Citing PatentFiling datePublication dateApplicantTitle
US6176645 *Feb 19, 1999Jan 23, 2001Scubapro Europe S.R.L.Hydrostatic balancing jacket for underwater diving
US6328618 *Jul 3, 2000Dec 11, 2001Jack A. FleischliCombination lifejacket and protective body heat retaining pod
US6341921 *May 11, 2000Jan 29, 2002Steve AndersonSelf-adjusting lumbar support for buoyancy compensator vest
US6592417 *Jan 15, 2002Jul 15, 2003Tabata Co., Ltd.Diving jacket
US6675391 *May 28, 2002Jan 13, 2004George R. MorrisonWeight vest
US7052211 *May 6, 2005May 30, 2006Curry Michael BBuoyancy compensating device protective cover
US7062790 *Apr 23, 2004Jun 20, 2006Aqua Lung Of AmericaDiving vest
US7913317 *Feb 3, 2004Mar 29, 2011John GordonWet/dry suit with knitted wool layers

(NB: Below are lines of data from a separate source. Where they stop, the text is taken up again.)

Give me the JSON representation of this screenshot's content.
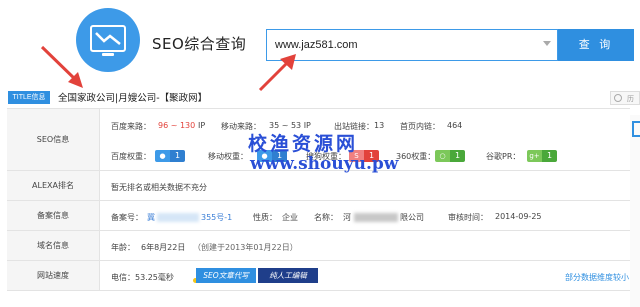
{
  "app": {
    "title": "SEO综合查询"
  },
  "search": {
    "value": "www.jaz581.com",
    "button_label": "查 询"
  },
  "title_bar": {
    "badge": "TITLE信息",
    "title": "全国家政公司|月嫂公司-【聚政网】",
    "history_label": "历"
  },
  "seo_row": {
    "label": "SEO信息",
    "baidu_source_label": "百度来路：",
    "baidu_source_value": "96 ~ 130",
    "baidu_source_unit": "IP",
    "mobile_source_label": "移动来路：",
    "mobile_source_value": "35 ~ 53 IP",
    "outbound_label": "出站链接：",
    "outbound_value": "13",
    "homepage_links_label": "首页内链：",
    "homepage_links_value": "464",
    "baidu_weight_label": "百度权重：",
    "baidu_weight_value": "1",
    "mobile_weight_label": "移动权重：",
    "mobile_weight_value": "1",
    "sogou_label": "搜狗权重：",
    "sogou_value": "1",
    "so360_label": "360权重：",
    "so360_value": "1",
    "google_label": "谷歌PR：",
    "google_value": "1"
  },
  "alexa_row": {
    "label": "ALEXA排名",
    "value": "暂无排名或相关数据不充分"
  },
  "beian_row": {
    "label": "备案信息",
    "record_label": "备案号：",
    "record_value_start": "冀",
    "record_value_end": "355号-1",
    "nature_label": "性质：",
    "nature_value": "企业",
    "name_label": "名称：",
    "name_value_start": "河",
    "name_value_end": "限公司",
    "audit_label": "审核时间：",
    "audit_value": "2014-09-25"
  },
  "domain_row": {
    "label": "域名信息",
    "age_label": "年龄：",
    "age_value": "6年8月22日",
    "created": "（创建于2013年01月22日）"
  },
  "speed_row": {
    "label": "网站速度",
    "telecom": "电信：53.25毫秒",
    "tag_seo": "SEO文章代写",
    "tag_manual": "纯人工编辑",
    "note": "部分数据维度较小"
  },
  "watermark": {
    "cn": "校渔资源网",
    "url": "www.shouyu.pw"
  },
  "colors": {
    "accent": "#2f8fe0",
    "red": "#e2423b",
    "watermark": "#2a4fd6",
    "annotation_arrow": "#e2423b"
  },
  "icons": [
    "monitor-chart-icon",
    "dropdown-caret-icon",
    "history-clock-icon",
    "paw-icon",
    "sogou-icon",
    "so360-icon",
    "google-plus-icon",
    "annotation-arrow-icon"
  ]
}
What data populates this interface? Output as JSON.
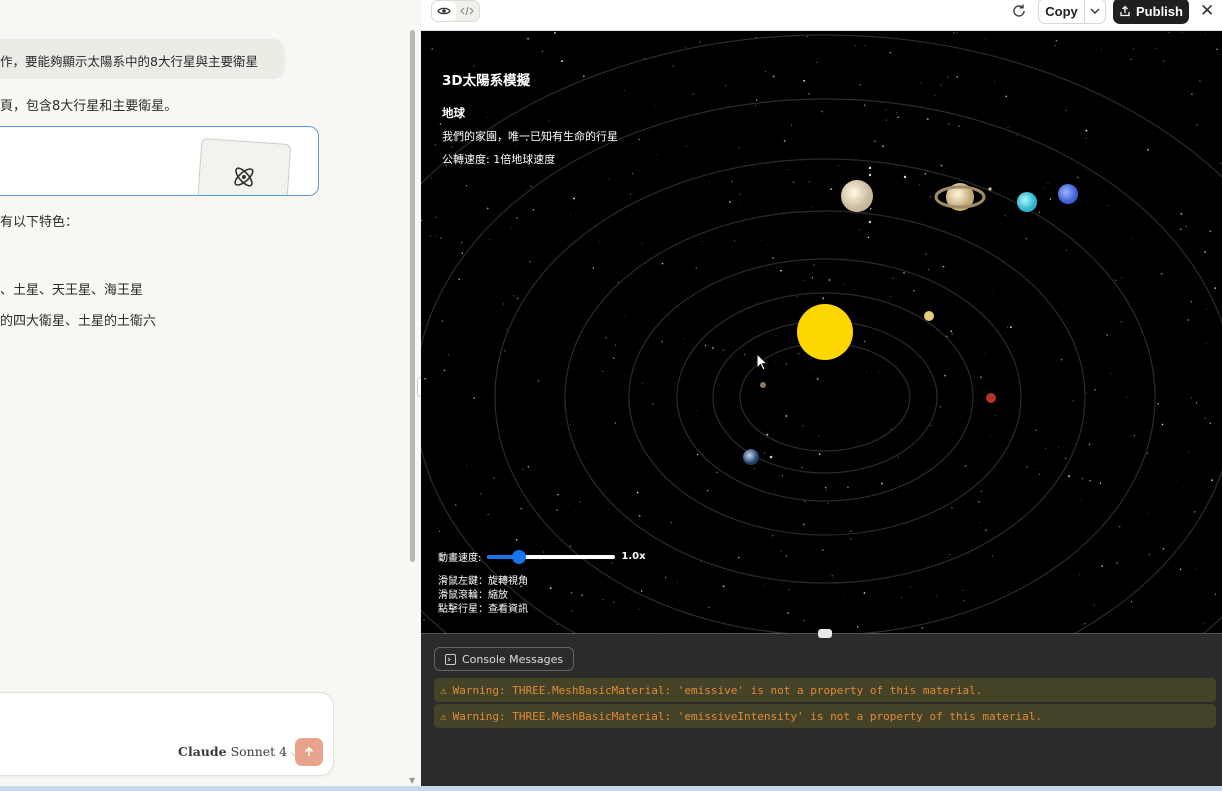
{
  "chat": {
    "user_message": "作，要能夠顯示太陽系中的8大行星與主要衛星",
    "reply_intro": "頁，包含8大行星和主要衛星。",
    "features_intro": "有以下特色：",
    "planets_line": "、土星、天王星、海王星",
    "moons_line": "的四大衛星、土星的土衛六"
  },
  "composer": {
    "model_brand": "Claude",
    "model_name": "Sonnet 4",
    "send_icon": "arrow-up-icon"
  },
  "toolbar": {
    "preview_icon": "eye-icon",
    "code_icon": "code-icon",
    "refresh_icon": "refresh-icon",
    "copy_label": "Copy",
    "publish_label": "Publish",
    "close_icon": "close-icon"
  },
  "simulation": {
    "title": "3D太陽系模擬",
    "planet_name": "地球",
    "planet_description": "我們的家園，唯一已知有生命的行星",
    "orbit_speed": "公轉速度: 1倍地球速度",
    "speed_label": "動畫速度:",
    "speed_value": "1.0x",
    "speed_level_percent": 25,
    "help": [
      "滑鼠左鍵：旋轉視角",
      "滑鼠滾輪：縮放",
      "點擊行星：查看資訊"
    ]
  },
  "console": {
    "tab_label": "Console Messages",
    "warnings": [
      "Warning: THREE.MeshBasicMaterial: 'emissive' is not a property of this material.",
      "Warning: THREE.MeshBasicMaterial: 'emissiveIntensity' is not a property of this material."
    ]
  },
  "colors": {
    "accent_blue": "#1a73e8",
    "sun": "#ffd700",
    "warning_text": "#e0883a",
    "send_button": "#e8a38c"
  }
}
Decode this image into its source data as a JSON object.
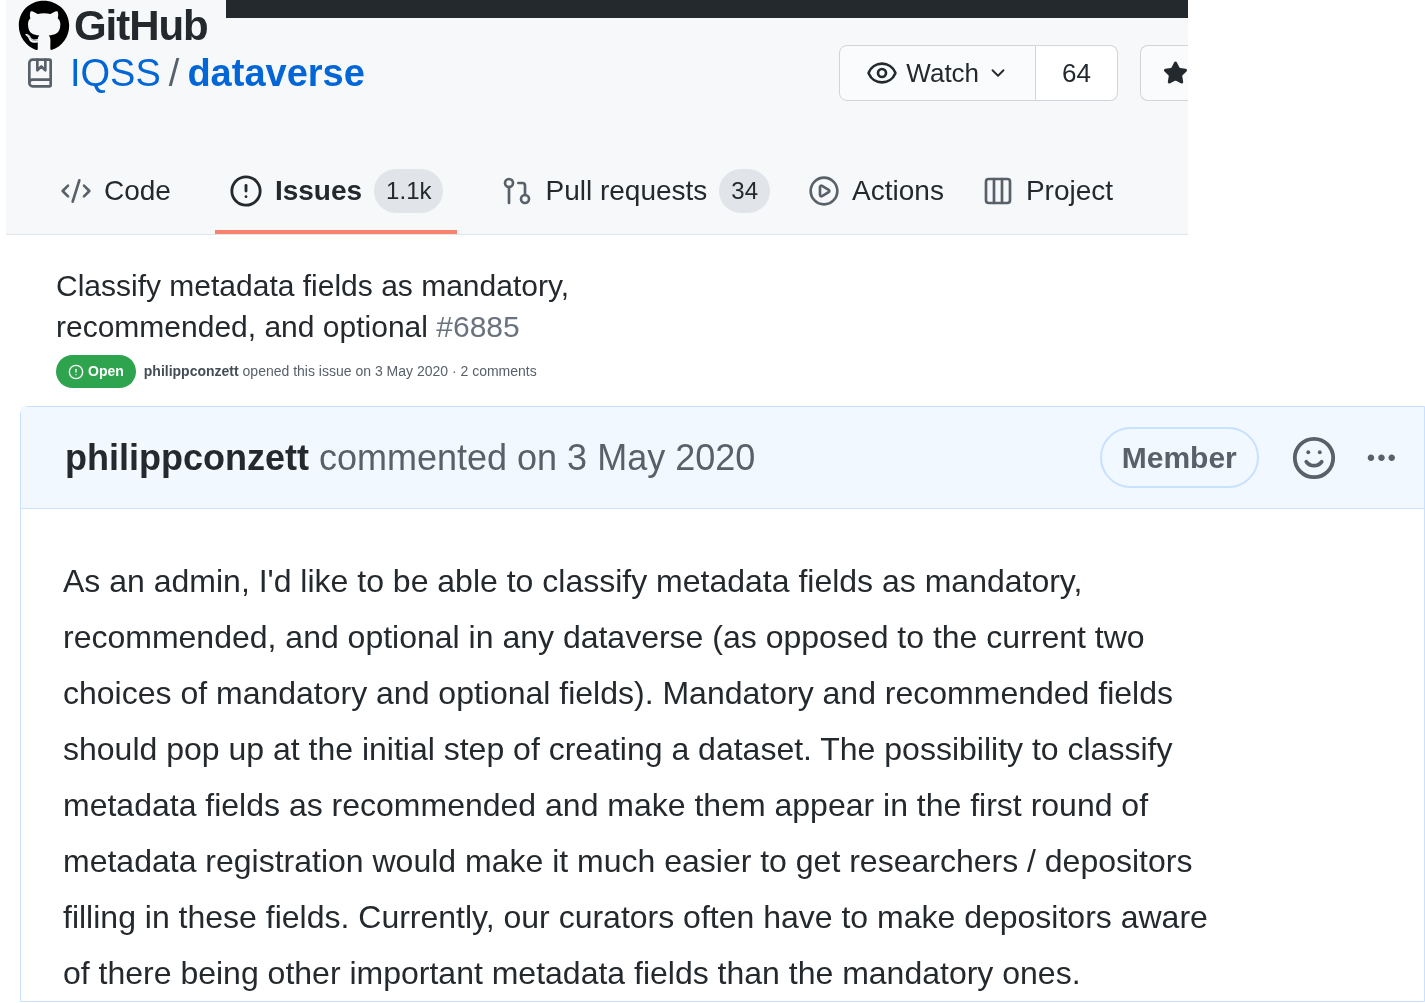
{
  "header": {
    "logo_text": "GitHub",
    "owner": "IQSS",
    "separator": "/",
    "repo": "dataverse",
    "watch": {
      "label": "Watch",
      "count": "64"
    }
  },
  "tabs": [
    {
      "kind": "code",
      "label": "Code",
      "selected": false
    },
    {
      "kind": "issues",
      "label": "Issues",
      "count": "1.1k",
      "selected": true
    },
    {
      "kind": "pulls",
      "label": "Pull requests",
      "count": "34",
      "selected": false
    },
    {
      "kind": "actions",
      "label": "Actions",
      "selected": false
    },
    {
      "kind": "projects",
      "label": "Project",
      "selected": false
    }
  ],
  "issue": {
    "title": "Classify metadata fields as mandatory, recommended, and optional",
    "number": "#6885",
    "state": {
      "label": "Open",
      "open": true
    },
    "author": "philippconzett",
    "meta": "opened this issue on 3 May 2020 · 2 comments"
  },
  "comment": {
    "author": "philippconzett",
    "action": "commented on 3 May 2020",
    "role": "Member",
    "more": "•••",
    "body_lines": [
      "As an admin, I'd like to be able to classify metadata fields as mandatory,",
      "recommended, and optional in any dataverse (as opposed to the current two",
      "choices of mandatory and optional fields). Mandatory and recommended fields",
      "should pop up at the initial step of creating a dataset. The possibility to classify",
      "metadata fields as recommended and make them appear in the first round of",
      "metadata registration would make it much easier to get researchers / depositors",
      "filling in these fields. Currently, our curators often have to make depositors aware",
      "of there being other important metadata fields than the mandatory ones."
    ]
  }
}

WO2001085537A1 *Oct 19, 2000Nov 15, 2001Aqua Lung AmericaSelf-adjusting lumbar support for buoyancy compensator vest
Classifications
U.S. Classification2/2.15, 2/462, 441/106, 405/186
International ClassificationB63C11/02, B63C9/125, B63C11/04, B63C11/28, B63C11/08
Cooperative ClassificationB63C11/28, B63C9/1255, B63C11/02
European ClassificationB63C9/125A, B63C11/02, B63C11/28
Legal Events
DateCodeEventDescription
Nov 8, 2011FPExpired due to failure to pay maintenance fee
Effective date: 20110921
Sep 21, 2011LAPSLapse for failure to pay maintenance fees
Apr 25, 2011REMIMaintenance fee reminder mailed
Mar 21, 2007FPAYFee payment
Year of fee payment: 8
Oct 13, 2002FPAYFee payment
Year of fee payment: 4
Nov 20, 2000ASAssignment
Owner name: FLEET CAPITAL CORPORATION, AS AGENT, GEORGIA
Free format text: SECURITY AGREEMENT;ASSIGNOR:DACOR CORPORTION;REEL/FRAME:011295/0603
Effective date: 20000405
Owner name: FLEET CAPITAL CORPORATION, AS AGENT SUITE 800 300
Jan 23, 1998ASAssignment
Owner name: DACOR CORPORATION, ILLINOIS
Free format text: ASSIGNMENT OF ASSIGNORS INTEREST;ASSIGNOR:STELLA, JOE;REEL/FRAME:009004/0412
Effective date: 19980121